Prosecutors who want to review Rush Limbaugh's medical records argued in court papers that privacy rights shouldn't be used to hide criminal wrongdoing.
Seizing the conservative radio commentator's medical records in their investigation of his prescription drug use didn't violate his constitutional or privacy rights, Palm Beach County prosecutors said in documents filed Monday.
Limbaugh's lawyers are asking the 4th District Court of Appeal (search) to bar prosecutors from using the records seized in November. Limbaugh is under investigation for possible violations of the state's "doctor shopping" law, which prohibits someone from secretly obtaining overlapping prescriptions from different doctors.
Limbaugh, 53, hasn't been charged with any crime. In October, he told radio listeners he was addicted to painkillers and was entering a monthlong rehabilitation program.
His lawyer, Roy Black (search), had no comment on the filing. He contends prosecutors should have followed a procedure in state law that requires them to notify someone with a subpoena before they can obtain the records rather than using a search warrant. The notification is designed to give a person a chance to contest it in court.
Assistant State Attorney James Martz (search) argued that Limbaugh's records were seized with a search warrant because investigators feared evidence would be altered or destroyed.
Investigators went after the records after discovering that Limbaugh received about 2,000 painkillers prescribed by four doctors in six months at a pharmacy near his Palm Beach mansion.

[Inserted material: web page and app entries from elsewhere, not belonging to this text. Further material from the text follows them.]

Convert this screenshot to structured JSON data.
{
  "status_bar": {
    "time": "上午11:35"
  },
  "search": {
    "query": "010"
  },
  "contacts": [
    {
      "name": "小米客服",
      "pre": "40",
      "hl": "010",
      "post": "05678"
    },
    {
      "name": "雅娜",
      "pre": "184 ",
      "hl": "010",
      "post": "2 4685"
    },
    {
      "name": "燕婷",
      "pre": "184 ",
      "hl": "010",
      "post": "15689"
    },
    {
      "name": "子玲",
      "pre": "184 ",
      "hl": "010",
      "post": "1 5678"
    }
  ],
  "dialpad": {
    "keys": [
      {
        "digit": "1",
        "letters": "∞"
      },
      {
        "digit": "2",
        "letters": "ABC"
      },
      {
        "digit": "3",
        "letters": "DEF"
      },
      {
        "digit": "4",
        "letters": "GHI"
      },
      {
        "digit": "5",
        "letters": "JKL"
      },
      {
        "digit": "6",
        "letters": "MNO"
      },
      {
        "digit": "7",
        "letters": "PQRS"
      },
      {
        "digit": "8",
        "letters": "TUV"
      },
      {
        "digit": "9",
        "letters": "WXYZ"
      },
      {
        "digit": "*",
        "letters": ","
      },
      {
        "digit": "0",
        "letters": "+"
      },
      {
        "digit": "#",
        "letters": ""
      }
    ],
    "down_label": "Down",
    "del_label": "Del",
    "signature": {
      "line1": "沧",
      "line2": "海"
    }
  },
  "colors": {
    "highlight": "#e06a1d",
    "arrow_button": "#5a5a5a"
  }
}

Limbaugh's former maid has told investigators she supplied him with "large quantities" of prescription painkillers for years.